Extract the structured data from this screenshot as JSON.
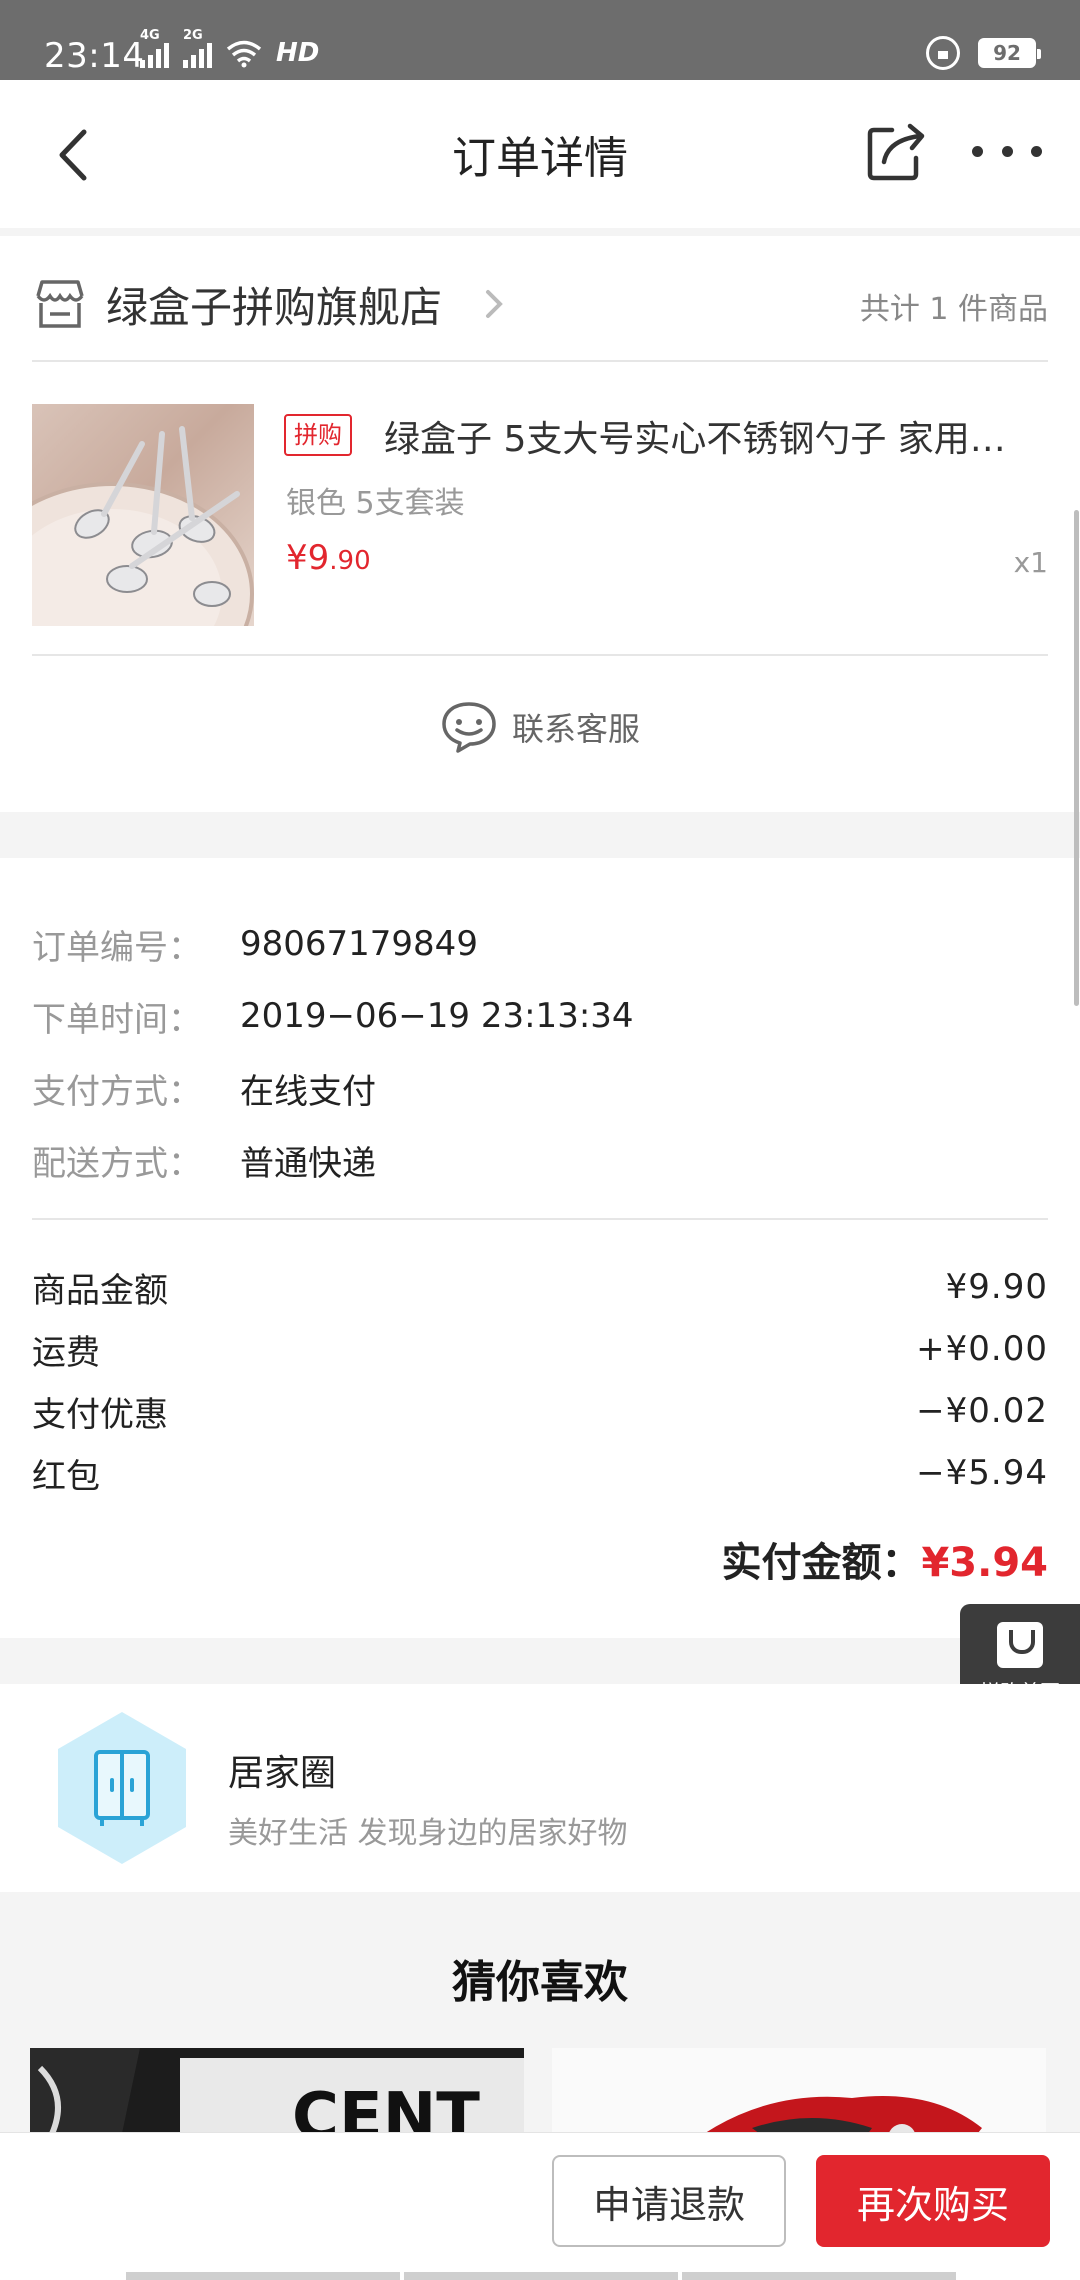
{
  "status_bar": {
    "time": "23:14",
    "net_labels": [
      "4G",
      "2G"
    ],
    "hd_label": "HD",
    "battery": "92"
  },
  "header": {
    "title": "订单详情",
    "icons": [
      "back-arrow-icon",
      "share-icon",
      "more-icon"
    ]
  },
  "store": {
    "name": "绿盒子拼购旗舰店",
    "item_count": "共计 1 件商品"
  },
  "product": {
    "tag": "拼购",
    "title": "绿盒子 5支大号实心不锈钢勺子 家用…",
    "spec": "银色 5支套装",
    "price_symbol": "¥",
    "price_int": "9",
    "price_dec": ".90",
    "quantity": "x1"
  },
  "service": {
    "label": "联系客服"
  },
  "order_info": [
    {
      "label": "订单编号：",
      "value": "98067179849"
    },
    {
      "label": "下单时间：",
      "value": "2019−06−19 23:13:34"
    },
    {
      "label": "支付方式：",
      "value": "在线支付"
    },
    {
      "label": "配送方式：",
      "value": "普通快递"
    }
  ],
  "amounts": [
    {
      "label": "商品金额",
      "value": "¥9.90"
    },
    {
      "label": "运费",
      "value": "+¥0.00"
    },
    {
      "label": "支付优惠",
      "value": "−¥0.02"
    },
    {
      "label": "红包",
      "value": "−¥5.94"
    }
  ],
  "paid": {
    "label": "实付金额：",
    "value": "¥3.94"
  },
  "float_home": {
    "label": "拼购首页"
  },
  "home_circle": {
    "title": "居家圈",
    "subtitle": "美好生活 发现身边的居家好物"
  },
  "recommend": {
    "title": "猜你喜欢",
    "img1_text": "CENT"
  },
  "bottom": {
    "refund": "申请退款",
    "rebuy": "再次购买"
  },
  "colors": {
    "accent": "#e2262e",
    "status_bar": "#6d6d6d",
    "background": "#f4f4f4"
  }
}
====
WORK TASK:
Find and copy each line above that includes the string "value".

COMPLETED EXERCISE:
      "value": "98067179849"
      "value": "2019−06−19 23:13:34"
      "value": "在线支付"
      "value": "普通快递"
      "value": "¥9.90"
      "value": "+¥0.00"
      "value": "−¥0.02"
      "value": "−¥5.94"
    "value": "¥3.94"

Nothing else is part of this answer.